Merger and acquisition (M&A) contracts contain elements that communicate the terms and conditions of the transaction that will take place between the two companies. In addition to the pricing of assets, taxes and other financial information, the M&A contract also serves to protect the rights of both parties and ensure a smooth integration process.
When Do You Need Merger and Acquisition Contracts?
During the negotiation stage of the deal, the M&A contract is used to disclose the details of the terms before finalizing any arrangement. The contracts include all these details and allow the companies involved to evaluate the terms and negotiate appropriately.
Corporate statutes mandate that boards and shareholders approve mergers after the agreements have been submitted. M&A contracts will give a concise overview of these agreements between companies before the finalized takeover or consolidation.
9 Essential Elements of a Valid Contract for M&As
M&A contracts are divided into sections or articles, each containing different information. These articles consist of the following elements:
1. Parties and recitals
This constitutes the introduction to the parties involved, along with background information. This introduction can also provide a summary of the intentions of the transaction, and a description of the general business activities engaged in by the participating companies.
2. Price, currencies and structure
This includes financial data related to the pricing and structuring of the deal. This section will also include information about the new equity, debt or asset structure of the new company. If the M&A contract is signed, these numbers are considered final and binding. As such, there is often intense focus on these numbers, as they form perhaps the most important part of the negotiation.
3. Representations and warranties
The representations and warranties allocate risk between the parties and serve as the foundation for an indemnification claim (see below) in case of a breach or inaccuracy. In other words, representations and warranties spell out the current and expected future state of each company involved in the transaction, and, further, protect the parties when the other side doesn’t disclose everything. If there are material omissions uncovered in the due diligence process, litigation could result.
This is intended to protect the buyer; covenants are enforceable promises to either do or not do something that will impact the transaction. Typical covenants made by the seller might include the seller continuing to operate the business in an ordinary way and not take any major actions without the prior consent of the buyer, or the seller agreeing to a “no shop” clause in which the seller agrees not to enter into any competing negotiations with another buyer.
As its name implies, conditions must occur in order for the transaction to close. These might include clauses that demand that certain senior leadership remain in place during M&A transitions or clauses that state that no major events (i.e., a major asset sale) may take place until the transaction closes.
6. Termination provisions
These are the liabilities that each party must assume should the transaction not proceed and the agreement is terminated.
This is a contractual remedy and risk allocation mechanism used to compensate either party for damages suffered as a result of misrepresentations and breaches of warranties and covenants (see above). Some M&A transactions carry indemnification insurance, used to compensate a party should the transaction not close.

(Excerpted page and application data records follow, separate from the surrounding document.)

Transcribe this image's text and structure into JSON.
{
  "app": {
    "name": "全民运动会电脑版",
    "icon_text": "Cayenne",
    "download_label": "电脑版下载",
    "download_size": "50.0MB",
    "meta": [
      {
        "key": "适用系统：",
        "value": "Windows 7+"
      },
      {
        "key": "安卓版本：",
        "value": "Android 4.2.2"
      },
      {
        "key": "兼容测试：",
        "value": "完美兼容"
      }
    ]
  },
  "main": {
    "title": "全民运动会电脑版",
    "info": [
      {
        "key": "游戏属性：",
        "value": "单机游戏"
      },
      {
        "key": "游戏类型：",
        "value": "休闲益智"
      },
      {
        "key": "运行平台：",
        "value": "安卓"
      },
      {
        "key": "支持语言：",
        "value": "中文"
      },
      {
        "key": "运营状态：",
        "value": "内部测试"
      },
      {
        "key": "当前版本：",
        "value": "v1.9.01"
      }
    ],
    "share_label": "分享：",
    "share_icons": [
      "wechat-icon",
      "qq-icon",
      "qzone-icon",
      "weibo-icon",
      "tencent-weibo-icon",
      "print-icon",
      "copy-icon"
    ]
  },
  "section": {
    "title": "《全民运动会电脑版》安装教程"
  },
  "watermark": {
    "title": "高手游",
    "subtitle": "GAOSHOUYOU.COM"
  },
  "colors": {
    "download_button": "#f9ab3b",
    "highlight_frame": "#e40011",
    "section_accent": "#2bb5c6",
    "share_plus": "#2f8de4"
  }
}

An explanation of the corporate income tax liabilities and obligations are included in this section should the transaction close. Tax liabilities are known to fluctuate, but a reasonable presentation of expected tax liabilities must be included in the contract.
9. Miscellaneous clauses
This includes any additional information not covered by the above components.
These components appear in a particular sequence strategically. The first items are the areas of interest. Following this are the terms and conditions that both parties must abide by if they wish for the transaction to close. The covenants lay out the responsibilities of the parties before the contract’s finalization. In case of undesirable outcomes, termination provisions provide all the required information.
Managing M&A Contracts
While online document hosting and sharing is nothing new, complications arise when thousands of pages of highly sensitive materials need to be reviewed by dozens or even hundreds of people. The strongest encryption and security measures are required to ensure that the right access has been granted to the right people at the right time.
Any access or technology issues can slow down the due diligence process during a transaction, thereby affecting the outcome of the deal—especially as asset prices can fluctuate during the review period.
For a smoother, frictionless process, organizations should consider a cloud-based enterprise document hosting and security solution, such as CapLinked, which has these needs in mind. Digital rights management capabilities provide encryption and complete control over how a document is used, edited, annotated, shared, copied or even printed.
Ready to learn how CapLinked can streamline your enhanced due diligence process for an M&A transaction? Start your free trial today.
Jake Wengroff writes about technology and financial services. A former technology reporter for CBS Radio, Jake covers such topics as security, mobility, e-commerce, and IoT.